As you are now seeing this is a very complex piece of songwriting and is practically a musical rather than a “traditional” rock song formula.I cannot remember ever being under so much pressure as the subject matter deserves tremendous respect and involves so much research and care and attention to make it credible and hopefully something I can be proud of having being involved with creating.

Without further ado, this is

The Gathering

The newspaper headlines were big and bold; our country was going to war,

To fight for the freedom of nationhood, to defend us from invading hordes,

The general pointed with steely glare, delivered the rallying call,

We signed off our lives with a stroke of a pen, joined our pals in the line

We took the King’s shilling with pride.

From the towns and the cities we came, from the fields and the countryside, the mines and the factories

Volunteers on the square, labourers and unemployed, clerks and delivery boys

Skirling pipes charge the air, raising the cheering crowd, casting out any doubts

Victory will soon be assured, we know God’s on our side at the heart of the gathering

Farewell to our homes and our families,

Farewell to the lives we once knew

Farewell to our youth and our innocence

We marched off with the band to the promise of a brave new world.


And I’ll write you a letter each passing day and I’ll cherish your every reply

I’ll tie them with ribbons and Flanders lace; hold them close to my heart in a sweet embrace

Tell the children that I shall return, laden with medals and dripping with garlands

We’ll sit by the banks of the Tyne and I’ll regale you with stories of honour and glory

We’ll make up for all the lost time, jig to the fiddles, and weave the White Willow

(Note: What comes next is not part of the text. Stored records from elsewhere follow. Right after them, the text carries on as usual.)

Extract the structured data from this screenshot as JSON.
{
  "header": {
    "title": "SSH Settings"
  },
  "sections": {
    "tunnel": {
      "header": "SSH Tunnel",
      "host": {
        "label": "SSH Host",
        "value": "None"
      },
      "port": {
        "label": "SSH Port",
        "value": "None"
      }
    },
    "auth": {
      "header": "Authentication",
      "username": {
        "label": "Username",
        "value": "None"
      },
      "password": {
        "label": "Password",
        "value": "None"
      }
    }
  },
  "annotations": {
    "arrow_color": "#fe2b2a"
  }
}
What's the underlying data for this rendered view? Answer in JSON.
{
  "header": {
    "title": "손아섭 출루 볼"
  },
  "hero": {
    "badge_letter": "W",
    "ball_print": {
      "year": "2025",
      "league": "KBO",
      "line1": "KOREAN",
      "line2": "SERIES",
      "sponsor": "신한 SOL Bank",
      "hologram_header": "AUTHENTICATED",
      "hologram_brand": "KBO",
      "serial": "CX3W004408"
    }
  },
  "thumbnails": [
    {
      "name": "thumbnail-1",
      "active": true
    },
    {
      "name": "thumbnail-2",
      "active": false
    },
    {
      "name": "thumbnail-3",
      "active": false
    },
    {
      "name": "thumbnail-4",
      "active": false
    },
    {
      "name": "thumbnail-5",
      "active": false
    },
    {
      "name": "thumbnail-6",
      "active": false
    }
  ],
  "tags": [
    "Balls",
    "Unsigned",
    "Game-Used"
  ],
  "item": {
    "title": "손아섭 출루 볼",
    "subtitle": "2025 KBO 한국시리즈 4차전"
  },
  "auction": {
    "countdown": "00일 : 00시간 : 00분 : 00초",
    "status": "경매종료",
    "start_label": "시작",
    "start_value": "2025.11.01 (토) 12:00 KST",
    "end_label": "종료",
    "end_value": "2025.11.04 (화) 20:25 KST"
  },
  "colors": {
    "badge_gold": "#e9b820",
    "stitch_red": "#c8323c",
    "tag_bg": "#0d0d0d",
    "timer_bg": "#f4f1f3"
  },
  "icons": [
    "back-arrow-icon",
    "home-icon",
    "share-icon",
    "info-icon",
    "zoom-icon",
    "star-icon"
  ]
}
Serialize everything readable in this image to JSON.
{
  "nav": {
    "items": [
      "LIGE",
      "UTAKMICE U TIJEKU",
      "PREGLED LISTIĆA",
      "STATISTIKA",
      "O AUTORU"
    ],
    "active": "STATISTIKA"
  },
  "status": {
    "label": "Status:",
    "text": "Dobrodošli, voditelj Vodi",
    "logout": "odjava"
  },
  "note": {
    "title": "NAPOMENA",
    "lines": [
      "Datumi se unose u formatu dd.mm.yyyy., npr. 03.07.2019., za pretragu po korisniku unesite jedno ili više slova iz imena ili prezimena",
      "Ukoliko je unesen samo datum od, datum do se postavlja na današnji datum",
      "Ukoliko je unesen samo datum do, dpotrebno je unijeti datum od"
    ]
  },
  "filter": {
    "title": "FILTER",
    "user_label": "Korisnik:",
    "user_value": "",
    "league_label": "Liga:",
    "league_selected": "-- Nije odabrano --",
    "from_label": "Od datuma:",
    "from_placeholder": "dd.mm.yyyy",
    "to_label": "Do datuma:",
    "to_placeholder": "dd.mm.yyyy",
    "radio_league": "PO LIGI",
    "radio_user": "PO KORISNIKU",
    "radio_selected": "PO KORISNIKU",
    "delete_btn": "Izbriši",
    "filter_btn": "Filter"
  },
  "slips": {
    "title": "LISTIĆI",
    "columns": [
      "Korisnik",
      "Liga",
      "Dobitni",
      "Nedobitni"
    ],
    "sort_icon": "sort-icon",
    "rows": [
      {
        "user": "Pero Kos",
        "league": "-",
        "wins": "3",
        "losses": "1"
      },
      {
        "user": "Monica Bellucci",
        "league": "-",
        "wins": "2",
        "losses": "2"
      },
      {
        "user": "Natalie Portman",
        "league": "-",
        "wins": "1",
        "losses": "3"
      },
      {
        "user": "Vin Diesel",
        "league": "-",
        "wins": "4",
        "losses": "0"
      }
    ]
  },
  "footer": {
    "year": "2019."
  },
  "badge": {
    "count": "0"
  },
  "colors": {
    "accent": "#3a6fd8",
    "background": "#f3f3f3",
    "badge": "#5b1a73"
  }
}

In the evening like ferns we’ll entwine, our bodies surrender we give to the gathering

I‘ll long for my home and my family,

I will long for the life I once knew

I’ll long for my youth and my innocence

I’ll long for a brave new world.


In the holds of the ships out of training camps, from the railheads to trudge open roads

Shouldered rifles on heavy souls, our fears will add to our load

Farewell to our homes and our families,

Farewell to the lives we once knew

Farewell to our youth and our innocence

We marched off with the band, pals in battalions, to the promise of a brave new world

Joining the gathering, pals in battalions, to fight for a brave new world

Pals in battalions, we took the kings shilling and paid for a brave new world


Copyright DDICK 2013

RFC officers at Karlsruhe POW camp 1918

RFC officers at Karlsruhe POW camp 1918

As a magical  “Fellini” postscript Simon Moston sent me this photo. Not only was there an RFC officer POW camp in Karslruhe (my paternal Granddad was RFC ground crew in Arras) but it turns out that the “Baden Wurttemburger” regiment who faced the 51st Highland division at Beaumont Hamel ( with whom my maternal grandfather fought serving with the 8th Royal Scots) also come from that area in Germany. As they have the only surviving full regimental records from that period (most of the other German regimental historical documents were destroyed during WW2) it may be possible to find out if way back in 1916 elements of my girlfriend Simone’s family actually served and fought against my grandfather William Paterson’s battalion! And there lies a wonderful twist of fate!